Assigned task
Each line of the records below that contains "this" needs to be copied.

(Component data from apps and pages)
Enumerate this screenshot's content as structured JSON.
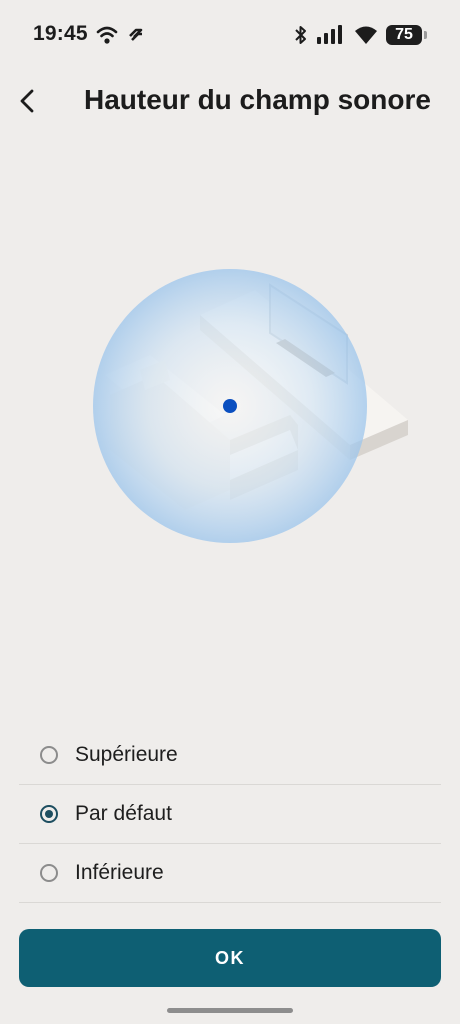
{
  "status_bar": {
    "time": "19:45",
    "battery": "75",
    "icons": [
      "wifi-icon",
      "nfc-icon",
      "bluetooth-icon",
      "signal-icon",
      "wifi-icon",
      "battery-icon"
    ]
  },
  "header": {
    "back_icon": "chevron-left-icon",
    "title": "Hauteur du champ sonore"
  },
  "illustration": {
    "description_icon": "room-sound-field-illustration",
    "sphere_color": "#b7d6f0",
    "dot_color": "#0a4fc0"
  },
  "options": [
    {
      "label": "Supérieure",
      "selected": false
    },
    {
      "label": "Par défaut",
      "selected": true
    },
    {
      "label": "Inférieure",
      "selected": false
    }
  ],
  "ok_button": {
    "label": "OK"
  },
  "colors": {
    "background": "#efedeb",
    "accent": "#0e5f73",
    "radio_selected": "#1d4e60"
  }
}
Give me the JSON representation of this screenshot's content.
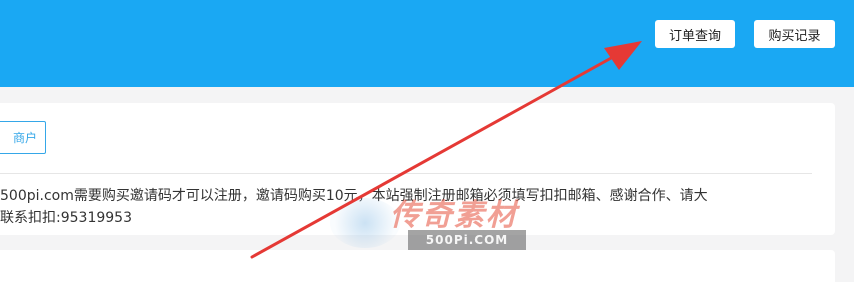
{
  "header": {
    "order_query_label": "订单查询",
    "purchase_records_label": "购买记录"
  },
  "main": {
    "outline_button_label": "商户",
    "notice_line1": "500pi.com需要购买邀请码才可以注册，邀请码购买10元，本站强制注册邮箱必须填写扣扣邮箱、感谢合作、请大",
    "notice_line2": "联系扣扣:95319953"
  },
  "watermark": {
    "script_text": "传奇素材",
    "badge_text": "500Pi.COM"
  },
  "colors": {
    "header_bg": "#1aa8f3",
    "accent": "#35a7e8",
    "arrow": "#e53935"
  }
}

Exercise response
Enumerate this screenshot's content as structured JSON.
Give me the JSON representation of this screenshot's content.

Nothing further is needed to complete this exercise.